I’ve read this article and more with intense interest. I’ve been married to Japanese man (I’m a US citizen)(second marriage) for eleven years now. In a little less than a year we are moving to Japan for good. Being middle-aged we have no plans on ever moving out of Japan once we arrive. This is it-for the rest of our lives. We’ve discussed my immigration status-and what our plans will be once we arrive in Japan. First, spouse visa, second, permanent resident. I’ve been thinking long and hard about the future. I’ll be 50 soon and husband will be 55-we certainly can’t see ourselves leaving Japan to start over AGAIN ten or twenty years from now..! Besides, in Japan we have a home, jobs, a life. I really have nothing left in America. (I’ve been living in Saipan for the past 30 years) I have a sister in the states..but no property etc. The logical conclusion we came to was that I become a Japanese citizen. At first my heart lurched at the thought…but then I thought, my parents became naturalized citizens of the USA when they emigrated from Germany, if they did it-why can’t I? It makes no sense for me not to become naturalized in Japan if I intend to live there for the rest of my life. I wonder, has naturalized expat ever been detained or penalized when returning to the US for a trip? I guess my biggest fear is that I will be harassed by US immigration if I try to enter the US as a tourist…will be following this blog closely….!
— You won’t be. I’ve done it about five times and so far no problems.
I do have one question that I forgot to ask. I read that one requirement to being naturalized in Japan is that you must show you can support yourself and your family? My husband is the bread-winner. I will work (plan to open a small English school) but he will definitely be the main source of income. Is this taken into consideration-that he is the bread-winner of the home?
— Yes. Otherwise no dependent wife would ever be able to naturalize.
a friend sent me this information:
Documentation for Renunciation of Citizenship
The CoSS demonstrated that documenting a U.S. citizen’s
renunciation of citizenship is extremely costly, requiring American
consular officers overseas to spend substantial amounts of time to
accept, process, and adjudicate cases. A new fee of $450 will be
established to help defray a small portion of the total cost to the
U.S. Government of documenting the renunciation of citizenship.
from this website:
— Then don’t renounce.
Connie: the U.S. Embassy will find any excuse to charge outrageous sums for the most mundane requests. How many expatriates can the U.S. government process for the cost of one cruise missile?
Have you seen the new cost of I130s? having went through all that before, one of the clowns actually put my pic on the wifes visa card. With all the money you are paying the fools, seems the least they could do is get that right. Have you seen the lines at the embassy? People standing out in the heat. Now I hear you got to pay just to use the phone to call about information.

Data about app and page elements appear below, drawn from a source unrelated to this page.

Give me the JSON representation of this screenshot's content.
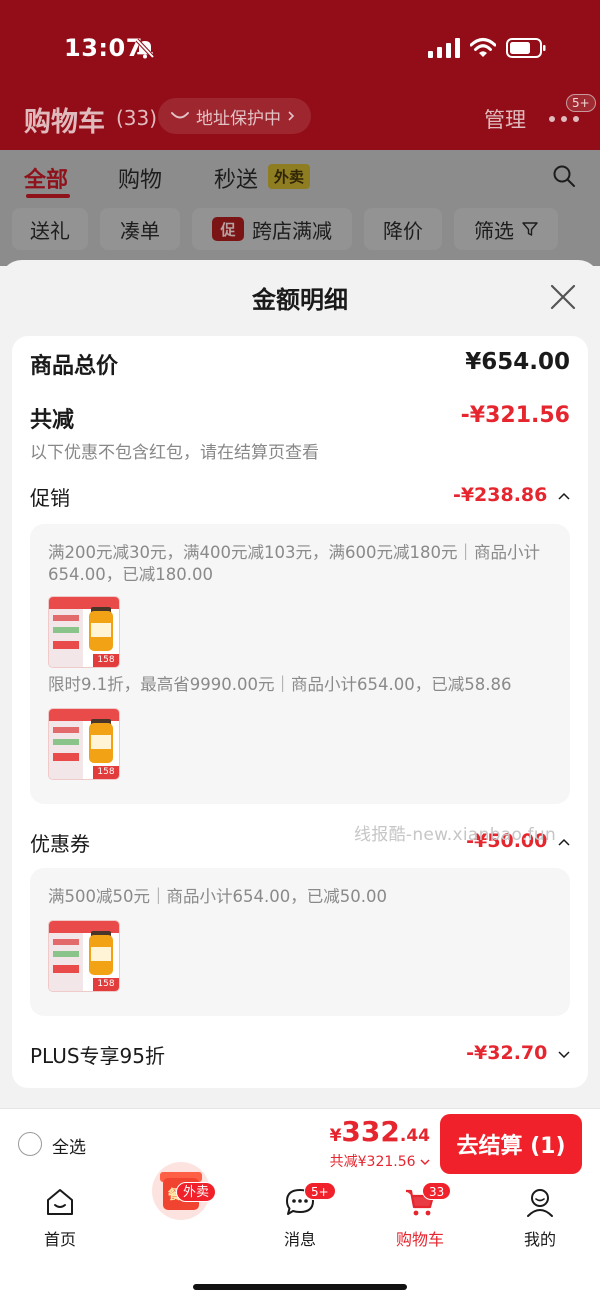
{
  "status_bar": {
    "time": "13:07"
  },
  "header": {
    "title": "购物车",
    "count": "(33)",
    "address_pill": "地址保护中",
    "manage": "管理",
    "more_badge": "5+"
  },
  "tabs": {
    "all": "全部",
    "shopping": "购物",
    "instant": "秒送",
    "instant_tag": "外卖"
  },
  "filters": {
    "gift": "送礼",
    "bundle": "凑单",
    "promo_icon": "促",
    "cross_store": "跨店满减",
    "price_drop": "降价",
    "screen": "筛选"
  },
  "sheet": {
    "title": "金额明细",
    "total_label": "商品总价",
    "total_value": "¥654.00",
    "reduce_label": "共减",
    "reduce_value": "-¥321.56",
    "reduce_note": "以下优惠不包含红包，请在结算页查看",
    "promo_label": "促销",
    "promo_value": "-¥238.86",
    "promo_lines": [
      "满200元减30元，满400元减103元，满600元减180元｜商品小计654.00，已减180.00",
      "限时9.1折，最高省9990.00元｜商品小计654.00，已减58.86"
    ],
    "coupon_label": "优惠券",
    "coupon_value": "-¥50.00",
    "coupon_line": "满500减50元｜商品小计654.00，已减50.00",
    "plus_label": "PLUS专享95折",
    "plus_value": "-¥32.70",
    "thumb_price": "158"
  },
  "watermark": "线报酷-new.xianbao.fun",
  "checkout": {
    "select_all": "全选",
    "yen": "¥",
    "price_int": "332",
    "price_dec": ".44",
    "discount": "共减¥321.56",
    "button": "去结算 (1)"
  },
  "tabbar": {
    "home": "首页",
    "waimai_badge": "外卖",
    "hongbao_text": "餐补",
    "messages": "消息",
    "messages_badge": "5+",
    "cart": "购物车",
    "cart_badge": "33",
    "me": "我的"
  },
  "colors": {
    "accent_red": "#e5262f",
    "header_dim_red": "#920d17",
    "overlay_gray": "#8c8c8c"
  }
}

If I feel that having a Japanese Citizenship is of benefit to me then I’ll pay the fee-no problem. The more I think about this, the more logical it seems to me to have Japanese citizenship -if that is where I plan on spending the rest of my life. I am not my “passport” quite honestly, it’s just paperwork to me and if it more beneficial to have Japanese “paperwork” then I think I’d be silly not to go that route. The sad thing is that if you try to talk about it people call you a traitor..! I’ve lived in Saipan for 30 years and have never been able to avail the full benefits of my US citizenship here- even though Saipan is a US Commonwealth!
Im not going to ever renounce, but I wouldnt sweat the traitor name calling thing. The same people that say that will do back flips for non U.S. citizen types and crap all over U.S. citizens. Ive seen it time after time. you can go to some bases here in Japan and a large percentage of the people are from another country, serving in the U.S. military. Dare mention a word about, oh hell no, but the thing is most of those non U.S. citizen types will end up residing back in their home country, drawing a U.S. military pension. Dont ever bring that up though [repeated point deleted]